What to produce: Hunt for the word "label" across the entries below, copying each line that holds it.

Listed records:
>>

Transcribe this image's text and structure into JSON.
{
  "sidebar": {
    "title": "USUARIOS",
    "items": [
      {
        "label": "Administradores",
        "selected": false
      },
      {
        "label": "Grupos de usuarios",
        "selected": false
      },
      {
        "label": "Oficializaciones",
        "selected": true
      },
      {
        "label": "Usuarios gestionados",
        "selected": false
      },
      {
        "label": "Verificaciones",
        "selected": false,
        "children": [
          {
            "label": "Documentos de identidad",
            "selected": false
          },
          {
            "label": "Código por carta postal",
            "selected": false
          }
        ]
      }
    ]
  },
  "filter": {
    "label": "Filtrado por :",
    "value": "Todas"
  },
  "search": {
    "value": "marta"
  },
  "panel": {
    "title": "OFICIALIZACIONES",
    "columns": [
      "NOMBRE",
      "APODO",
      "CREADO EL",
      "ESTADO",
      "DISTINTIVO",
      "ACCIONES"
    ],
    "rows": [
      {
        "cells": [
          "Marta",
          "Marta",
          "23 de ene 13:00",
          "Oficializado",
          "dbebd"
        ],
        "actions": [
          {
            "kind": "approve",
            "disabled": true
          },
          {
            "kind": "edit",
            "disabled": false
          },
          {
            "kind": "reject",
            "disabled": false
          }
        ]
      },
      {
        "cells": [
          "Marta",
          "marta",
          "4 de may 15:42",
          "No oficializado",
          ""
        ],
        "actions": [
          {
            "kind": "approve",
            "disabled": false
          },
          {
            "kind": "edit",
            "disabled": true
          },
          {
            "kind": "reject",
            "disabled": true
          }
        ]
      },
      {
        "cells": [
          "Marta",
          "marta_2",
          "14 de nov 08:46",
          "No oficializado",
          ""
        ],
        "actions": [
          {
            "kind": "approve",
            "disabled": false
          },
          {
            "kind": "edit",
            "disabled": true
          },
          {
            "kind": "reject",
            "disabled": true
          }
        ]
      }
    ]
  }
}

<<

Output of the exercise:
        "label": "Administradores",
        "label": "Grupos de usuarios",
        "label": "Oficializaciones",
        "label": "Usuarios gestionados",
        "label": "Verificaciones",
            "label": "Documentos de identidad",
            "label": "Código por carta postal",
    "label": "Filtrado por :",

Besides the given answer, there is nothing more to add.